◆ Problem details:
Lines below that include "highlight" are the answer; copy each one.

Dataset entries:
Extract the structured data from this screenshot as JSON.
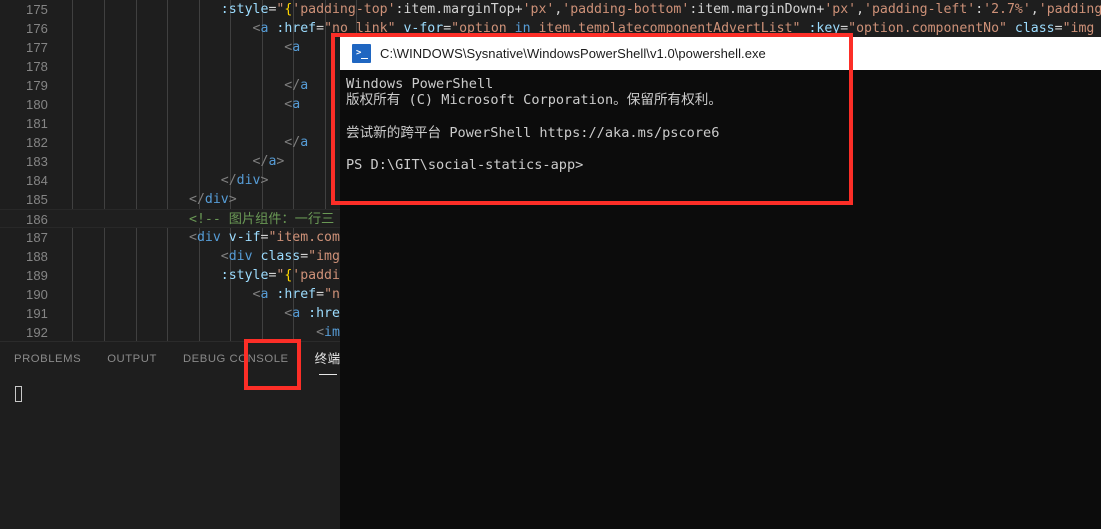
{
  "editor": {
    "language": "vue-html",
    "first_line": 175,
    "lines": [
      {
        "number": "175",
        "tokens": [
          {
            "t": "attr",
            "v": "                    :style"
          },
          {
            "t": "plain",
            "v": "="
          },
          {
            "t": "str",
            "v": "\""
          },
          {
            "t": "brace",
            "v": "{"
          },
          {
            "t": "str",
            "v": "'padding-top'"
          },
          {
            "t": "plain",
            "v": ":"
          },
          {
            "t": "plain",
            "v": "item.marginTop+"
          },
          {
            "t": "str",
            "v": "'px'"
          },
          {
            "t": "plain",
            "v": ","
          },
          {
            "t": "str",
            "v": "'padding-bottom'"
          },
          {
            "t": "plain",
            "v": ":"
          },
          {
            "t": "plain",
            "v": "item.marginDown+"
          },
          {
            "t": "str",
            "v": "'px'"
          },
          {
            "t": "plain",
            "v": ","
          },
          {
            "t": "str",
            "v": "'padding-left'"
          },
          {
            "t": "plain",
            "v": ":"
          },
          {
            "t": "str",
            "v": "'2.7%'"
          },
          {
            "t": "plain",
            "v": ","
          },
          {
            "t": "str",
            "v": "'padding-ri"
          }
        ]
      },
      {
        "number": "176",
        "tokens": [
          {
            "t": "punct",
            "v": "                        <"
          },
          {
            "t": "tag",
            "v": "a"
          },
          {
            "t": "plain",
            "v": " "
          },
          {
            "t": "attr",
            "v": ":href"
          },
          {
            "t": "plain",
            "v": "="
          },
          {
            "t": "str",
            "v": "\"no_link\""
          },
          {
            "t": "plain",
            "v": " "
          },
          {
            "t": "attr",
            "v": "v-for"
          },
          {
            "t": "plain",
            "v": "="
          },
          {
            "t": "str",
            "v": "\"option"
          },
          {
            "t": "kw",
            "v": " in "
          },
          {
            "t": "str",
            "v": "item.templatecomponentAdvertList\""
          },
          {
            "t": "plain",
            "v": " "
          },
          {
            "t": "attr",
            "v": ":key"
          },
          {
            "t": "plain",
            "v": "="
          },
          {
            "t": "str",
            "v": "\"option.componentNo\""
          },
          {
            "t": "plain",
            "v": " "
          },
          {
            "t": "attr",
            "v": "class"
          },
          {
            "t": "plain",
            "v": "="
          },
          {
            "t": "str",
            "v": "\"img"
          }
        ]
      },
      {
        "number": "177",
        "tokens": [
          {
            "t": "punct",
            "v": "                            <"
          },
          {
            "t": "tag",
            "v": "a"
          }
        ]
      },
      {
        "number": "178",
        "tokens": []
      },
      {
        "number": "179",
        "tokens": [
          {
            "t": "punct",
            "v": "                            </"
          },
          {
            "t": "tag",
            "v": "a"
          }
        ]
      },
      {
        "number": "180",
        "tokens": [
          {
            "t": "punct",
            "v": "                            <"
          },
          {
            "t": "tag",
            "v": "a"
          }
        ]
      },
      {
        "number": "181",
        "tokens": []
      },
      {
        "number": "182",
        "tokens": [
          {
            "t": "punct",
            "v": "                            </"
          },
          {
            "t": "tag",
            "v": "a"
          }
        ]
      },
      {
        "number": "183",
        "tokens": [
          {
            "t": "punct",
            "v": "                        </"
          },
          {
            "t": "tag",
            "v": "a"
          },
          {
            "t": "punct",
            "v": ">"
          }
        ]
      },
      {
        "number": "184",
        "tokens": [
          {
            "t": "punct",
            "v": "                    </"
          },
          {
            "t": "tag",
            "v": "div"
          },
          {
            "t": "punct",
            "v": ">"
          }
        ]
      },
      {
        "number": "185",
        "tokens": [
          {
            "t": "punct",
            "v": "                </"
          },
          {
            "t": "tag",
            "v": "div"
          },
          {
            "t": "punct",
            "v": ">"
          }
        ]
      },
      {
        "number": "186",
        "current": true,
        "tokens": [
          {
            "t": "comment",
            "v": "                <!-- 图片组件：一行三"
          }
        ]
      },
      {
        "number": "187",
        "tokens": [
          {
            "t": "punct",
            "v": "                <"
          },
          {
            "t": "tag",
            "v": "div"
          },
          {
            "t": "plain",
            "v": " "
          },
          {
            "t": "attr",
            "v": "v-if"
          },
          {
            "t": "plain",
            "v": "="
          },
          {
            "t": "str",
            "v": "\"item.com"
          }
        ]
      },
      {
        "number": "188",
        "tokens": [
          {
            "t": "punct",
            "v": "                    <"
          },
          {
            "t": "tag",
            "v": "div"
          },
          {
            "t": "plain",
            "v": " "
          },
          {
            "t": "attr",
            "v": "class"
          },
          {
            "t": "plain",
            "v": "="
          },
          {
            "t": "str",
            "v": "\"img"
          }
        ]
      },
      {
        "number": "189",
        "tokens": [
          {
            "t": "attr",
            "v": "                    :style"
          },
          {
            "t": "plain",
            "v": "="
          },
          {
            "t": "str",
            "v": "\""
          },
          {
            "t": "brace",
            "v": "{"
          },
          {
            "t": "str",
            "v": "'paddi"
          }
        ]
      },
      {
        "number": "190",
        "tokens": [
          {
            "t": "punct",
            "v": "                        <"
          },
          {
            "t": "tag",
            "v": "a"
          },
          {
            "t": "plain",
            "v": " "
          },
          {
            "t": "attr",
            "v": ":href"
          },
          {
            "t": "plain",
            "v": "="
          },
          {
            "t": "str",
            "v": "\"n"
          }
        ]
      },
      {
        "number": "191",
        "tokens": [
          {
            "t": "punct",
            "v": "                            <"
          },
          {
            "t": "tag",
            "v": "a"
          },
          {
            "t": "plain",
            "v": " "
          },
          {
            "t": "attr",
            "v": ":hre"
          }
        ]
      },
      {
        "number": "192",
        "tokens": [
          {
            "t": "punct",
            "v": "                                <"
          },
          {
            "t": "tag",
            "v": "im"
          }
        ]
      }
    ]
  },
  "panel": {
    "tabs": [
      {
        "label": "PROBLEMS",
        "active": false,
        "cjk": false
      },
      {
        "label": "OUTPUT",
        "active": false,
        "cjk": false
      },
      {
        "label": "DEBUG CONSOLE",
        "active": false,
        "cjk": false
      },
      {
        "label": "终端",
        "active": true,
        "cjk": true
      }
    ]
  },
  "powershell": {
    "icon": "powershell-icon",
    "title": "C:\\WINDOWS\\Sysnative\\WindowsPowerShell\\v1.0\\powershell.exe",
    "lines": [
      "Windows PowerShell",
      "版权所有 (C) Microsoft Corporation。保留所有权利。",
      "",
      "尝试新的跨平台 PowerShell https://aka.ms/pscore6",
      "",
      "PS D:\\GIT\\social-statics-app>"
    ]
  },
  "annotations": {
    "color": "#fc2e27",
    "boxes": [
      {
        "name": "terminal-window-highlight"
      },
      {
        "name": "terminal-tab-highlight"
      }
    ]
  }
}
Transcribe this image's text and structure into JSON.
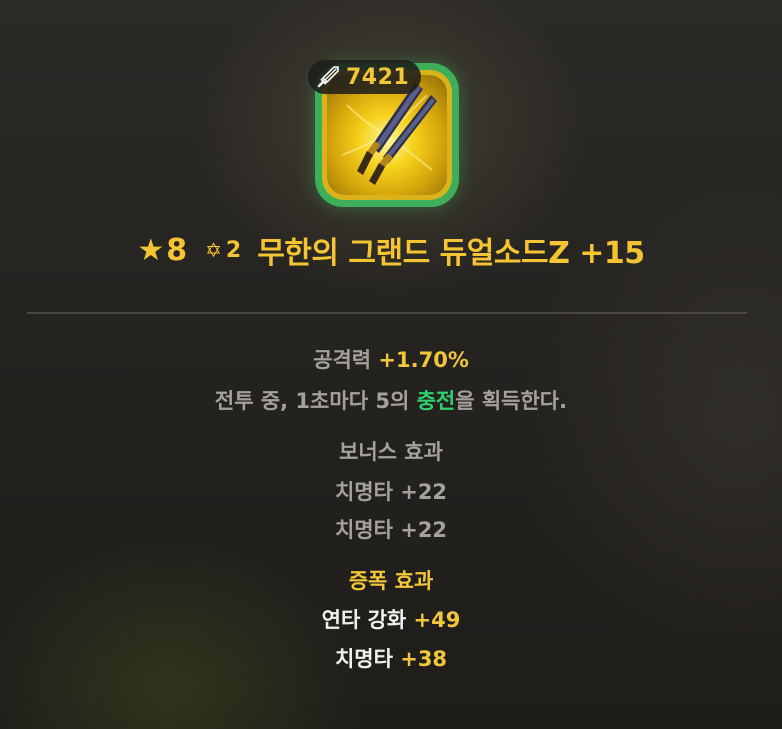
{
  "item": {
    "power_icon": "sword-icon",
    "power": "7421",
    "item_icon": "dual-sword-icon",
    "frame_color": "#3dae5a",
    "star_icon": "★",
    "star_count": "8",
    "sub_star_icon": "✡",
    "sub_star_count": "2",
    "name": "무한의 그랜드 듀얼소드Z +15"
  },
  "colors": {
    "gold": "#f1c63a",
    "gray": "#a4a19c",
    "green": "#2fcf6e",
    "white": "#f2f0ec"
  },
  "main_stat": {
    "label": "공격력 ",
    "value": "+1.70%"
  },
  "passive": {
    "prefix": "전투 중, 1초마다 5의 ",
    "highlight": "충전",
    "suffix": "을 획득한다."
  },
  "bonus": {
    "title": "보너스 효과",
    "lines": [
      "치명타 +22",
      "치명타 +22"
    ]
  },
  "amplify": {
    "title": "증폭 효과",
    "lines": [
      {
        "label": "연타 강화 ",
        "value": "+49"
      },
      {
        "label": "치명타 ",
        "value": "+38"
      }
    ]
  }
}
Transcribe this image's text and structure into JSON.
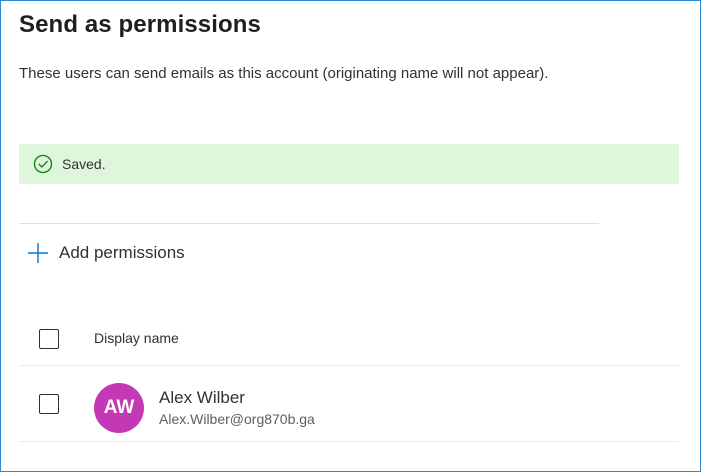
{
  "panel": {
    "title": "Send as permissions",
    "description": "These users can send emails as this account (originating name will not appear)."
  },
  "status_banner": {
    "message": "Saved.",
    "icon": "checkmark-circle-icon",
    "color": "#dff6dd",
    "icon_color": "#107c10"
  },
  "toolbar": {
    "add_label": "Add permissions",
    "add_icon": "plus-icon",
    "accent": "#0078d4"
  },
  "table": {
    "columns": [
      "Display name"
    ],
    "rows": [
      {
        "initials": "AW",
        "name": "Alex Wilber",
        "email": "Alex.Wilber@org870b.ga",
        "avatar_color": "#c239b3",
        "selected": false
      }
    ],
    "select_all": false
  }
}
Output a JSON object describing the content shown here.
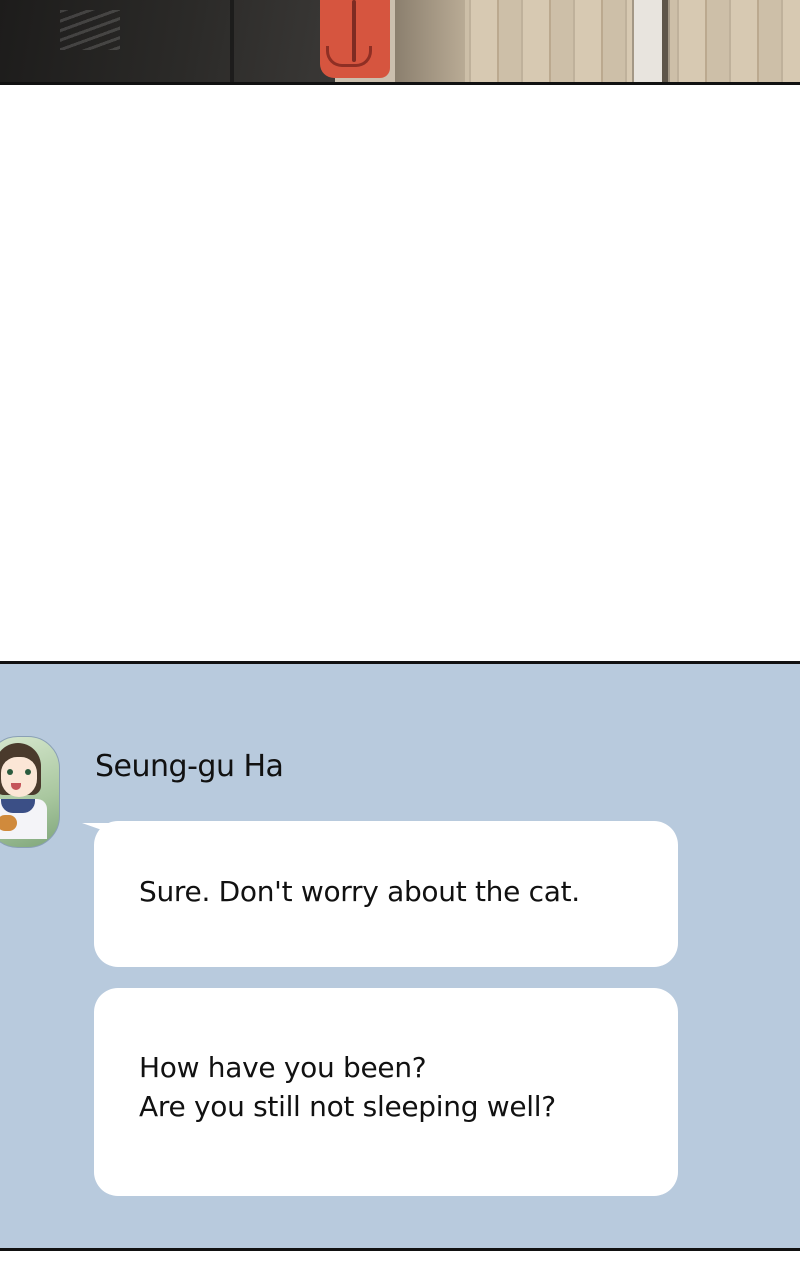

◆ Solution below:
        "name": "terminal-window-highlight"
        "name": "terminal-tab-highlight"
    "highlight": "충전",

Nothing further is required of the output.